On Monday, Apple meets a new combatant in court. This time, it’s fighting Epic Games, maker of the online gaming phenomenon Fortnite, which has more than 350 million players. Epic sued on Aug. 13, alleging that the iPhone maker’s rules for how big a cut of app sales developers need to pay Apple, and how they can even make money on the popular App Store, are anticompetitive. The suit effectively forces Apple to defend the way it operates its App Store, the only gateway for developers who want to have their apps made available for download on the iPhone.

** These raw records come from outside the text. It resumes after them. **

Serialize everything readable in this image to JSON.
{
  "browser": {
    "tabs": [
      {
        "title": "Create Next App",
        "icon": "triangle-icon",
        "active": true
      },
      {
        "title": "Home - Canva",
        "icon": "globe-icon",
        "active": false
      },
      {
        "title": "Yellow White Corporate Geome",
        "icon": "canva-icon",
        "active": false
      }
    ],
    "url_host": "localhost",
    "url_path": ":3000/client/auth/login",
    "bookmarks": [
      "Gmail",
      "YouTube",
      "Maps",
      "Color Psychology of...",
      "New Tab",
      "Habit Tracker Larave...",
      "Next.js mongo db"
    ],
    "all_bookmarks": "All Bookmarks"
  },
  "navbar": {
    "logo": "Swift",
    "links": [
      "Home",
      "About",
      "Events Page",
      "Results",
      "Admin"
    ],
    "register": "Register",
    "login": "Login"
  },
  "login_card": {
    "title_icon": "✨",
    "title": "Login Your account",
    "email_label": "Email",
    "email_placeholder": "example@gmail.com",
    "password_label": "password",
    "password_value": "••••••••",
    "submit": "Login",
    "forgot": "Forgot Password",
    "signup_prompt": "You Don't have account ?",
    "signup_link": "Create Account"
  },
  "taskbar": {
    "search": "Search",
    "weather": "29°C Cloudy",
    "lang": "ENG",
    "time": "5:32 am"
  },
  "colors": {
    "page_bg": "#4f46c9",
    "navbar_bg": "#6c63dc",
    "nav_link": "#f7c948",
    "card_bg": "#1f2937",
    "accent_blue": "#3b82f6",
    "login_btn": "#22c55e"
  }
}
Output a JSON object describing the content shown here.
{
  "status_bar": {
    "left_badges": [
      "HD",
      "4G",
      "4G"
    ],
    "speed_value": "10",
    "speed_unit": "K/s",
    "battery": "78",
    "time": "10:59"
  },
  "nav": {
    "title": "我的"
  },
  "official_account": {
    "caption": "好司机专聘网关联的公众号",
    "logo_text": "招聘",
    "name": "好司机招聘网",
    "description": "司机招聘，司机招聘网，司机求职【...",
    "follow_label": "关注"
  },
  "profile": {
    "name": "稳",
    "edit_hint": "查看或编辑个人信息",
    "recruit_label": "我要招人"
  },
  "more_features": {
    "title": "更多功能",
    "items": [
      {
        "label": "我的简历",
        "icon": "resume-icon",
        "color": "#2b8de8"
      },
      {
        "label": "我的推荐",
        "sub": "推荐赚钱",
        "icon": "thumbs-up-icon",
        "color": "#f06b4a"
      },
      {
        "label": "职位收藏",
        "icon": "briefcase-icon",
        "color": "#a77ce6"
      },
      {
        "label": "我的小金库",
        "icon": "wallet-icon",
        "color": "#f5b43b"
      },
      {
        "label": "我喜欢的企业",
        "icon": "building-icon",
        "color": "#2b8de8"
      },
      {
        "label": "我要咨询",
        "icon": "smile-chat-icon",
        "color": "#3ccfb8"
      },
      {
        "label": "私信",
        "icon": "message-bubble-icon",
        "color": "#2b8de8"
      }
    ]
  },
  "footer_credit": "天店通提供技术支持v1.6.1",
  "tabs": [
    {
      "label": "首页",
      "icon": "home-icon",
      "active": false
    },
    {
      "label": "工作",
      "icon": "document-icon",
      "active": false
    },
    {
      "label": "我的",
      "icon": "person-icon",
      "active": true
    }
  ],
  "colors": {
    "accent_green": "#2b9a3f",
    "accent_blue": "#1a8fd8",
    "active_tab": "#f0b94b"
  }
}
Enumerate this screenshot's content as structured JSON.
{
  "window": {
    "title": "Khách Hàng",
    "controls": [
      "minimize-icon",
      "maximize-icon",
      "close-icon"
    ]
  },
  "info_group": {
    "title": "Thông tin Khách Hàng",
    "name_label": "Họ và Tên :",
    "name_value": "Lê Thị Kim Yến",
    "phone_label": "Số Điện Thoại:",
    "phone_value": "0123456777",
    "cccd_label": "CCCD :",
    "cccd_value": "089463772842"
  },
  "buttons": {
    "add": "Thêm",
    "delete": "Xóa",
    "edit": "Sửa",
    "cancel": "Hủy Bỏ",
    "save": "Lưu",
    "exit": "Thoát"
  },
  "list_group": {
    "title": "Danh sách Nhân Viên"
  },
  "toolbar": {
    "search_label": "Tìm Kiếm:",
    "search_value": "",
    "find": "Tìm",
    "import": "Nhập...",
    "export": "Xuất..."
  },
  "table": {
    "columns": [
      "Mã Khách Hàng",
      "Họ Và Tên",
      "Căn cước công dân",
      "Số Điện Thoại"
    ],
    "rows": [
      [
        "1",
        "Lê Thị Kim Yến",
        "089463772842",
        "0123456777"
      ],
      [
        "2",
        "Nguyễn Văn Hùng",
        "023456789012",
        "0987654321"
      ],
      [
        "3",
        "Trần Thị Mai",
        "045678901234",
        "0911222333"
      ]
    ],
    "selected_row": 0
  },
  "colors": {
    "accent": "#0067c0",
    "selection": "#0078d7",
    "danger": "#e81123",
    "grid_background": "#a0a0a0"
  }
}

To prove its point, Epic intentionally broke Apple’s rules that say that for in-app purchases, app developers can only use Apple’s payments processing service. In-app purchases are the add-ons, like digital tokens, that users can buy to get different clothes or designs for their digital characters and weapons. Developers, especially the ones who offer free-for-download apps like Fortnite, rely on those in-app purchases as a key source of income. On that August Thursday, Epic turned on hidden code in its Fortnite battle game, letting users buy items directly from Epic at a discount, rather than pay full price through Apple’s payments service.